I would tell myself, “It’s okay for you to skip a week. You don’t know anyone else who runs his own full-time business, has a large family to attend to, and writes fifty-two comprehensive articles every year, plus a couple of additional meditations each month. God will forgive you if you take a week off. In fact, it could be your pride that is making you write this article, so you can prove to yourself that you can do it and then brag to your readers that you wrote this week’s article while you were sick.”
That’s the one thing that holds me back sometimes. The thought that people may think I’m bragging when I tell stories about my family or situations I’ve been involved in.
Several years ago, a very prolific writer told me, “In order to be a good writer, in addition to writing every day, you have to find your voice.” When he was questioned about what he meant by “find your voice,” he said that we each have our own unique way in which we communicate with and influence others.
He said that most individuals were actually better at using their unique way of communication when they were children. In his opinion, the structured and inflexible curriculums that people were put through while they were in the school system ruined their ability to tap into their own unique way of communicating with and influencing others.
With the help of a business development coach, I was later able to come up with what the coach called a “unique ability statement.” I’ve never shared this with anyone other than some family members and a few friends, but here’s the unique ability statement that I came up with:
I have a unique ability to ask questions and gather information, and to use stories, humor, and lessons from the past in order to (1) solve problems and create clarity for people, and (2) inspire and influence people to do what’s best for themselves and for others.
My writing “voice” is wrapped up in my unique ability statement. If you reread some of my articles, you will see this unique ability play out time after time. It’s a gift from God that I cannot take any credit for.
During the time I was reflecting on my unique ability statement, I remembered that as a young boy I asked a lot of questions and I loved telling stories. I also loved listening to stories. Several of my uncles on both sides of the family – Bill Williams, Unes Williams, Harry LaHood, and Dick LaHood – were masters of the art of storytelling. Although Uncle Bill and Uncle Unes are no longer with us, I’m still mesmerized every time I talk to Uncle Harry or Uncle Dick.
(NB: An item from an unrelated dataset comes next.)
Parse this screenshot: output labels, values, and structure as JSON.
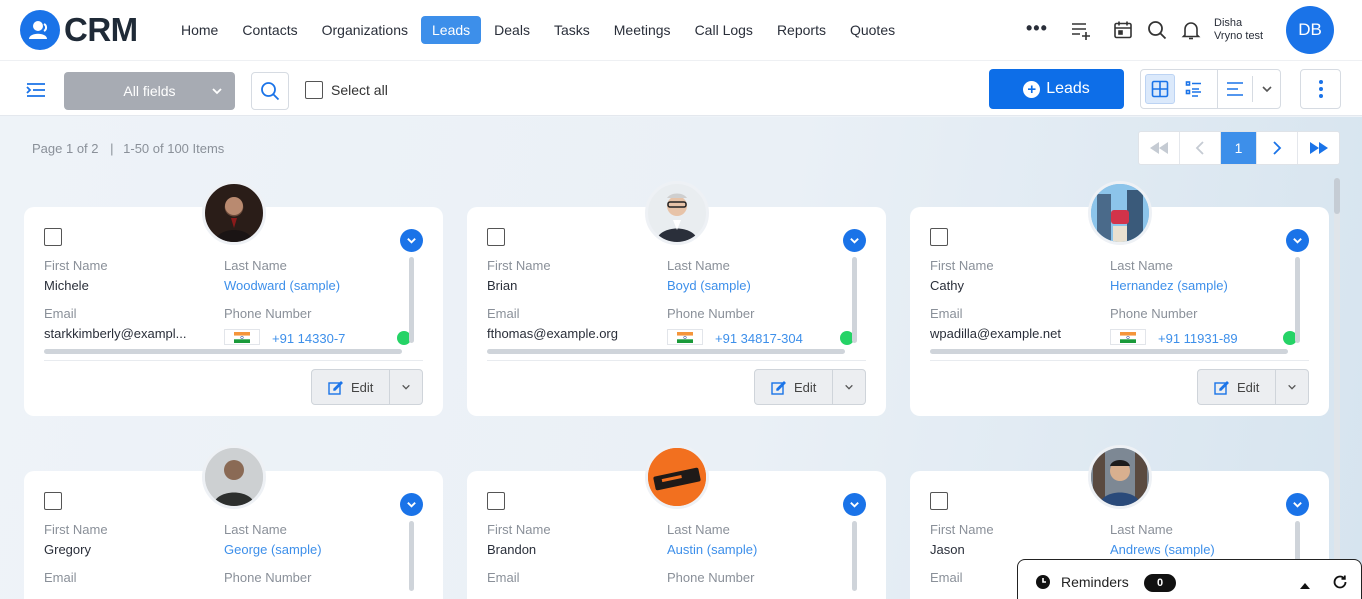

They have the ability to use stories to take you anywhere they want you to go.
Every week when I write, I use this ability to ask questions, gather information, and use stories, humor, and lessons from the past to communicate with and influence others.
My eyes are starting to water up again, so I’m going to head home, take some Advil and decongestant, and get some sleep.
Thanks to the voice of Fr. Hardon, this is one day I won’t have to add laziness to my ongoing list of sins.